Monday, December 1, 2008

This Really Should Be Called Long-Term Home Care

Received a call from a consumer today that's reflective of many questions we've received over the past 10 years; "what if I never go into a nursing home," he asked.

My glib response was, "consider yourself lucky. But that's not a reason not to consider long-term care insurance." I explained that in 2007 (the most recent year for which the American Association for Long-Term Care Insurance gathered data) some 43.0% of long-term care insurance claim benefits went toward home care expenses.

The fact is that most people today ... and most who'll likely need care in the future ... want to receive care in their own home. And, long-term care insurance provides you with the ability to do just that. By the way, I explained, some 32.9% of individual claim benefits in 2007 went for assisted living care. Only 24.1% went for nursing home.

But don't take my word for it ... watch a brief video of Rosemary talking about how their long-term care insurance policy allowed her husband to recover at home. Her words are more powerful than mine could ever be. Click on this link http://www.aaltci.org/claims ... the whole video is 5 or 6 minutes and extremely moving.

A Failure To Plan ... Is A Plan For Failure.

Sunday, November 30, 2008

The Most Misunderstood 2 Facts About LTC Insurance

I get many calls from consumers seeking information about long-term care insurance and the #1 question they typically ask is "what's the right age to look at this protection?" Here's what I tell them. There is no "best" age because the most misunderstood fact about LTC protection is the requirement that you health qualify before an insurance company will issue you protection.

So, if you are in great health ... then you can apply at any age. But, most of us are not in perfect health. And, once we reach our 50s, our doctors have typically prescribed a medication (or two or three). It's these changes in our health that could cause you to pay more for long-term care insurance. Or, worse, it could make it impossible for you to health quialify ... no matter how much you'd be willing to pay.

A couple of points. First (and I'll do more blogs on this in the future with some data ... for those who like facts) ... generally your 50s is the "Sweet Spot" for when you should really start to look at long-term care insurance. That's because your mid-50s is when you are still most likely to qualify for good health discounts ... and still not have those health conditions that would get you to disqualify.

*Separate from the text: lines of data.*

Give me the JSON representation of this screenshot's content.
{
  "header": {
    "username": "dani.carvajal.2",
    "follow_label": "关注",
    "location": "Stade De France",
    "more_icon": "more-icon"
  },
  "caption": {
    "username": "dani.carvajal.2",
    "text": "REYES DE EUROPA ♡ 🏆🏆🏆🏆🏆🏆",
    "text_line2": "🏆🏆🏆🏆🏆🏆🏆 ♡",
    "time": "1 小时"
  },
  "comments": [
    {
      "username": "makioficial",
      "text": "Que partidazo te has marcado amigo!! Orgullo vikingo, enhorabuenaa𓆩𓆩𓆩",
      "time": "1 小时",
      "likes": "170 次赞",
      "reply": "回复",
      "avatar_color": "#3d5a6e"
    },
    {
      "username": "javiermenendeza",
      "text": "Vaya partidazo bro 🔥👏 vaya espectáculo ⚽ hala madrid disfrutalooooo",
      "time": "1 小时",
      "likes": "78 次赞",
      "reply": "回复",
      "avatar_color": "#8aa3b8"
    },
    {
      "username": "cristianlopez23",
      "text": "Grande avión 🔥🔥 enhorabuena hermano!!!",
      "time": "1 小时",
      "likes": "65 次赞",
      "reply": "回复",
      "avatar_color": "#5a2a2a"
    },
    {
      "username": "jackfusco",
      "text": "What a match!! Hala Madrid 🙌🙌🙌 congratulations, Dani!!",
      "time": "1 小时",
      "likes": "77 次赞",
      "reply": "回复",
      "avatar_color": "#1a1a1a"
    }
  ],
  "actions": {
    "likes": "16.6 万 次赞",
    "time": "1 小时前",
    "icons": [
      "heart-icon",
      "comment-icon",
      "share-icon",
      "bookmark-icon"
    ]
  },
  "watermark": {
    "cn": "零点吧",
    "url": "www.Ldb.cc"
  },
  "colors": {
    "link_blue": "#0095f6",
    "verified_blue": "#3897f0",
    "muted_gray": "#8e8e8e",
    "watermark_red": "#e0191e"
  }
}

Second, if you currently have some health conditions or even had some health conditions (we'll write more about instances where companies will re-look at applicants who have recovered from serious health issues) ... you should consult with a long-term care insurance professional.

Click on this link to go to the American Association for Long-Term Care Insurance's website where you can submit some simple information and we'll connect you with a member who can asnwer your questions. Click on this link now: http://www.aaltci.org/long-term-care-insurance/free-quote/

Thursday, November 27, 2008

Welcome to this new blog, designed to provide meaningful information to consumers interested in purchasing long-term care insurance as well as for insurance and financial professionals looking to properly market and sell this important form of protection.

The American Association for Long-Term Care Insurance does NOT sell insurance products. However, we maintain the nation's most comprehensive website with the latest and most current information on the topic.

Consumers can visit the Association's Consumer Information Center where you can simply type in your Zip Code to find a local long-term care insurance agent. Or, you can click on this link now to answer a few questions and we'll arrange for one of our members to provide you with free, no-obligation information.
Click here now. http://www.aaltci.org/long-term-care-insurance/free-quote/

Insurance and financial producers can visit our extensive Producer's Resource Center where we have a wealth of information and marketing tools you can use. To transfer to the Center, click here now: http://www.aaltci.org/for_producers/

If you have questions, please free to E-mail me at mailto:jslome@aaltci.org as I look forward to making this blog of real value to all.

Thank you for taking the time to read and comment.